- Planning and Documentation
- Case Studies
- Pressure Test Myths and Misinformation
For more information and registration, click here.
RCP Workshops – Which one should I attend?
Introduction to DOT Pipeline Regulations
The DOT pipeline workshop covers federal regulatory requirements and their applicability to both hazardous liquid and natural gas gathering, transmission, and distribution pipeline operators.
It is appropriate for people who are new to pipeline regulations, need a refresher course or better understanding of current and pending DOT rule makings as well as how they are applied to their job or their group, including operational, supervisory, and managerial personnel.
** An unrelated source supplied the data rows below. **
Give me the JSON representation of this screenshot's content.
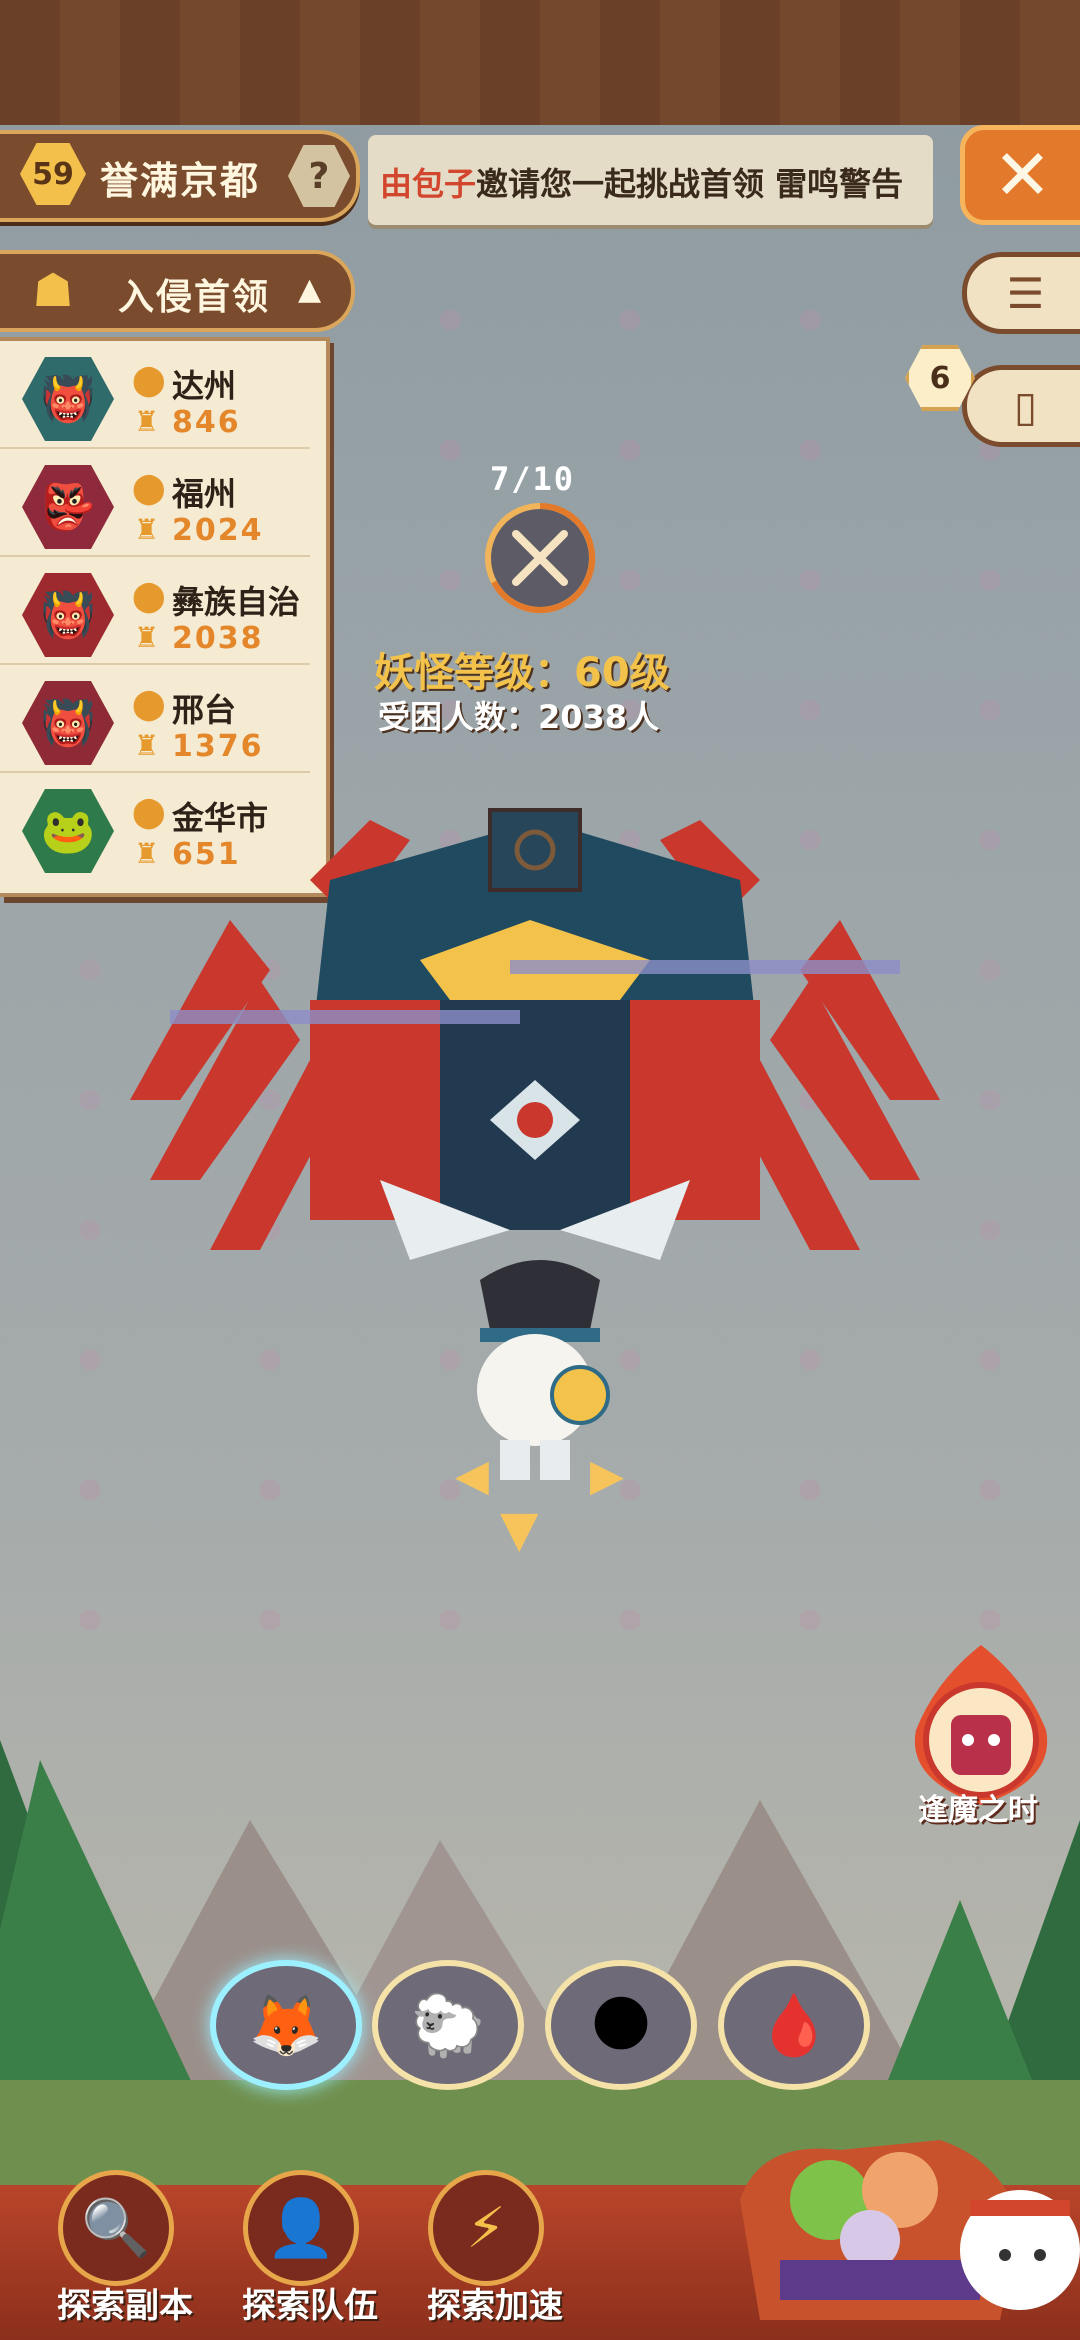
{
  "top_bar": {
    "level": "59",
    "region_name": "誉满京都",
    "help_label": "?",
    "ticker_player": "由包子",
    "ticker_message": "邀请您一起挑战首领 雷鸣警告",
    "close_label": "✕"
  },
  "side_buttons": {
    "log_icon": "☰",
    "card_icon": "▯",
    "card_count": "6"
  },
  "boss_list": {
    "header": "入侵首领",
    "caret": "▲",
    "items": [
      {
        "city": "达州",
        "score": "846",
        "color": "#2f6b6a"
      },
      {
        "city": "福州",
        "score": "2024",
        "color": "#8e2a3b"
      },
      {
        "city": "彝族自治",
        "score": "2038",
        "color": "#9c2a2f"
      },
      {
        "city": "邢台",
        "score": "1376",
        "color": "#8d2a35"
      },
      {
        "city": "金华市",
        "score": "651",
        "color": "#2f7a4a"
      }
    ]
  },
  "boss_info": {
    "progress": "7/10",
    "monster_level": "妖怪等级：60级",
    "victims": "受困人数：2038人"
  },
  "event": {
    "label": "逢魔之时"
  },
  "team": {
    "slots": [
      "🦊",
      "🐑",
      "🌑",
      "🩸"
    ],
    "active_index": 0
  },
  "bottom_nav": {
    "items": [
      {
        "label": "探索副本",
        "icon": "🔍"
      },
      {
        "label": "探索队伍",
        "icon": "👤"
      },
      {
        "label": "探索加速",
        "icon": "⚡"
      }
    ]
  },
  "colors": {
    "accent": "#e37a2b",
    "wood": "#7a4b2c",
    "gold": "#f2c24a"
  }
}
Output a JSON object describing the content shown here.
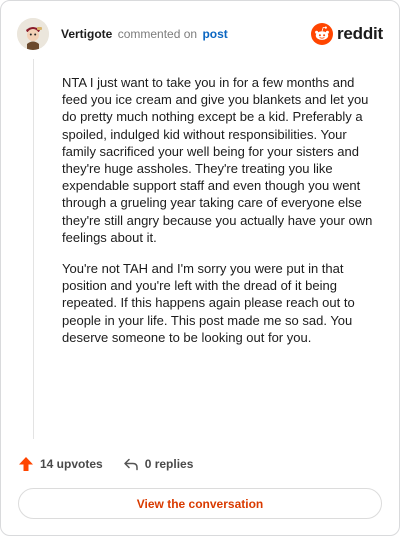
{
  "header": {
    "username": "Vertigote",
    "action_text": "commented on",
    "post_link": "post",
    "brand_name": "reddit"
  },
  "comment": {
    "paragraphs": [
      "NTA I just want to take you in for a few months and feed you ice cream and give you blankets and let you do pretty much nothing except be a kid. Preferably a spoiled, indulged kid without responsibilities. Your family sacrificed your well being for your sisters and they're huge assholes. They're treating you like expendable support staff and even though you went through a grueling year taking care of everyone else they're still angry because you actually have your own feelings about it.",
      "You're not TAH and I'm sorry you were put in that position and you're left with the dread of it being repeated. If this happens again please reach out to people in your life. This post made me so sad. You deserve someone to be looking out for you."
    ]
  },
  "actions": {
    "upvotes": "14 upvotes",
    "replies": "0 replies"
  },
  "cta": {
    "label": "View the conversation"
  },
  "icons": {
    "avatar": "avatar-icon",
    "brand": "reddit-logo-icon",
    "upvote": "upvote-arrow-icon",
    "reply": "reply-arrow-icon"
  },
  "colors": {
    "brand_orange": "#ff4500",
    "link_blue": "#0a66c2",
    "cta_text": "#d93a00",
    "border": "#d9dadc"
  }
}
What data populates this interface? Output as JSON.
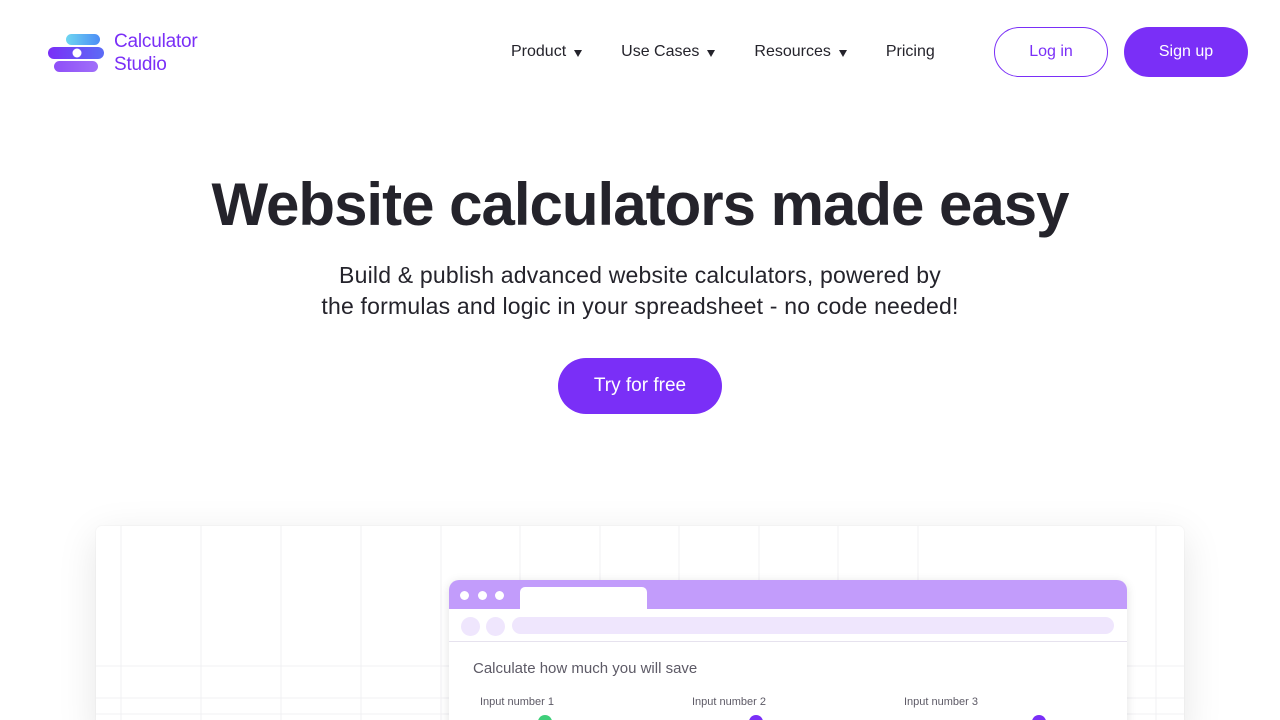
{
  "brand": {
    "line1": "Calculator",
    "line2": "Studio",
    "color": "#7a2ff7"
  },
  "nav": {
    "items": [
      {
        "label": "Product",
        "has_dropdown": true
      },
      {
        "label": "Use Cases",
        "has_dropdown": true
      },
      {
        "label": "Resources",
        "has_dropdown": true
      },
      {
        "label": "Pricing",
        "has_dropdown": false
      }
    ],
    "login_label": "Log in",
    "signup_label": "Sign up"
  },
  "hero": {
    "title": "Website calculators made easy",
    "subtitle_line1": "Build & publish advanced website calculators, powered by",
    "subtitle_line2": "the formulas and logic in your spreadsheet - no code needed!",
    "cta_label": "Try for free"
  },
  "preview": {
    "calc_title": "Calculate how much you will save",
    "inputs": [
      {
        "label": "Input number 1",
        "dot_color": "#3ecf7a"
      },
      {
        "label": "Input number 2",
        "dot_color": "#7a2ff7"
      },
      {
        "label": "Input number 3",
        "dot_color": "#7a2ff7"
      }
    ]
  },
  "colors": {
    "accent": "#7a2ff7",
    "browser_bar": "#c29cfb",
    "light_lavender": "#efe6fd",
    "text_dark": "#24232b"
  }
}
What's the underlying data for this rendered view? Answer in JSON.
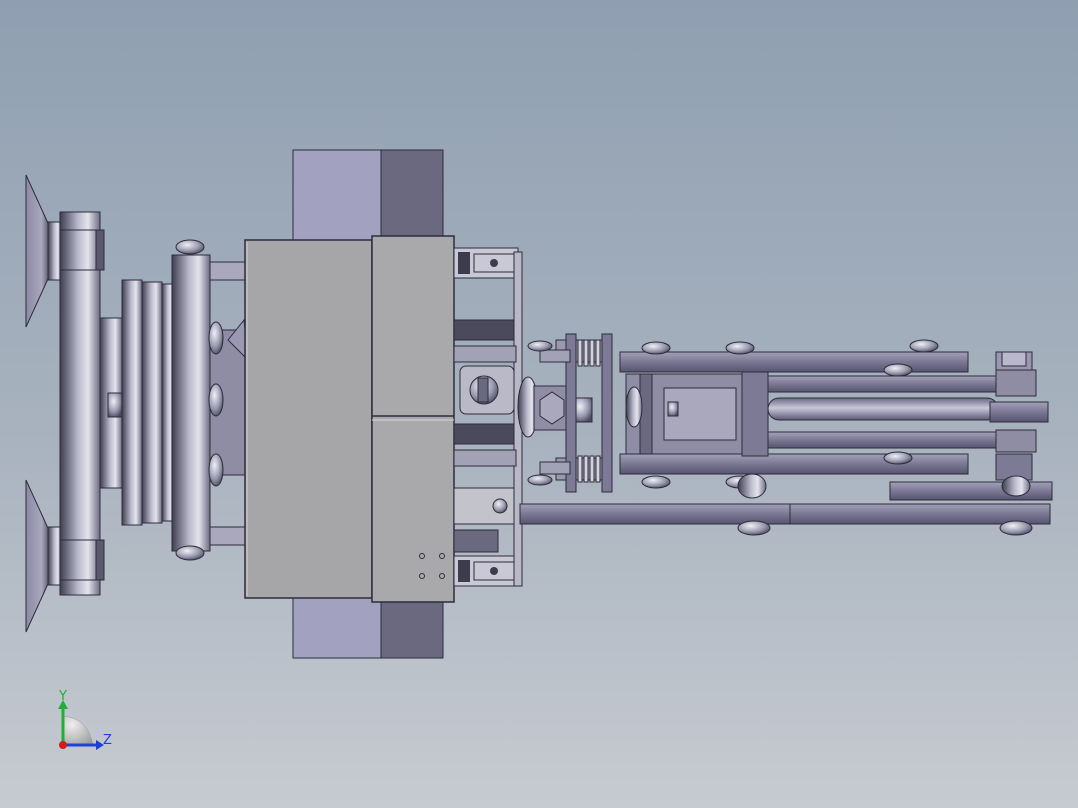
{
  "view": {
    "type": "3d-cad-viewport",
    "background_top": "#8f9fb1",
    "background_bottom": "#c7cbd1"
  },
  "triad": {
    "y_label": "Y",
    "z_label": "Z",
    "y_color": "#1fae3a",
    "z_color": "#1f3fd8",
    "x_color": "#d21d1d"
  },
  "model": {
    "palette": {
      "metal_dark": "#4b4a5c",
      "metal_mid": "#8c8ca2",
      "metal_light": "#d9d9e3",
      "panel_gray": "#a7a7a9",
      "block_light": "#a2a2c0",
      "block_dark": "#6b6980",
      "link_purple": "#7d7a95",
      "rod": "#9a98b0"
    }
  }
}
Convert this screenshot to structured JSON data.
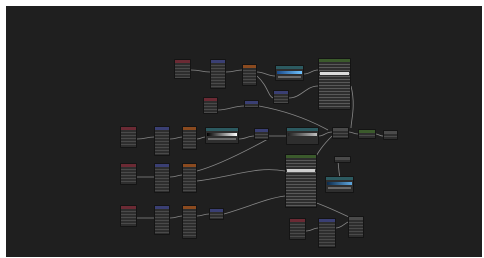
{
  "app": {
    "title": "",
    "description_visible": false
  },
  "colors": {
    "editor_bg": "#1f1f1f",
    "node_body": "#2e2e2e",
    "wire": "#9a9a9a",
    "header_red": "#6b2a34",
    "header_blue": "#3a3f73",
    "header_orange": "#8a4a1f",
    "header_teal": "#2c5a60",
    "header_green": "#3b5a2c",
    "header_gray": "#4a4a4a",
    "accent_blue": "#3b8fd6"
  },
  "nodes": [
    {
      "id": "n1",
      "header": "header_red"
    },
    {
      "id": "n2",
      "header": "header_blue"
    },
    {
      "id": "n3",
      "header": "header_orange"
    },
    {
      "id": "n4",
      "header": "header_teal"
    },
    {
      "id": "n5",
      "header": "header_blue"
    },
    {
      "id": "n6",
      "header": "header_green"
    },
    {
      "id": "n7",
      "header": "header_red"
    },
    {
      "id": "n8",
      "header": "header_blue"
    },
    {
      "id": "n9",
      "header": "header_red"
    },
    {
      "id": "n10",
      "header": "header_blue"
    },
    {
      "id": "n11",
      "header": "header_orange"
    },
    {
      "id": "n12",
      "header": "header_teal"
    },
    {
      "id": "n13",
      "header": "header_blue"
    },
    {
      "id": "n14",
      "header": "header_teal"
    },
    {
      "id": "n15",
      "header": "header_gray"
    },
    {
      "id": "n16",
      "header": "header_green"
    },
    {
      "id": "n17",
      "header": "header_gray"
    },
    {
      "id": "n18",
      "header": "header_red"
    },
    {
      "id": "n19",
      "header": "header_blue"
    },
    {
      "id": "n20",
      "header": "header_orange"
    },
    {
      "id": "n21",
      "header": "header_green"
    },
    {
      "id": "n22",
      "header": "header_gray"
    },
    {
      "id": "n23",
      "header": "header_teal"
    },
    {
      "id": "n24",
      "header": "header_red"
    },
    {
      "id": "n25",
      "header": "header_blue"
    },
    {
      "id": "n26",
      "header": "header_orange"
    },
    {
      "id": "n27",
      "header": "header_blue"
    },
    {
      "id": "n28",
      "header": "header_red"
    },
    {
      "id": "n29",
      "header": "header_blue"
    },
    {
      "id": "n30",
      "header": "header_gray"
    }
  ]
}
Fundamentals of Energy Transmission Pipelines (FETP)
The Fundamentals of Energy Transmission workshop provides participants an overview of how transmission pipelines operate and walks them through the practical things that a typical pipeline company does on a regular basis to operate and maintain the pipeline system as a whole.
It is appropriate for both technical and non-technical personnel who are new to the transmission pipeline industry, as well as those who need a broader understanding of the pipeline operations and management such as new hires, managers and executives from outside the pipeline industry, including attorneys, and business development professionals.
The table below gives some examples of the differences between these courses:
|Introduction to DOT PL Regulations||Fundamentals of Energy Transmission Pipelines|
|What are the regulatory requirements for energy transmission pipelines?||Why do we have energy transmission pipelines?|
How do they make money?
What do the operations and engineering people do in our company, and why?
|What are the inspection requirements for a mainline valve?||What are the different types of valves? When is each type used?|
|How are breakout tanks defined?||What are the different types of tanks? When is each type used?|
|What is the definition of line pipe?||How is pipe made? What are the important differences?|
|What are the requirements for integrity management?||Why are we doing integrity management?|
|What are the procedure requirements for pumps and compressors?||What are the various types of pumps and compressors, and how do they differ?|
We would welcome the opportunity to discuss our services with you.
W. R. (Bill) Byrd, PE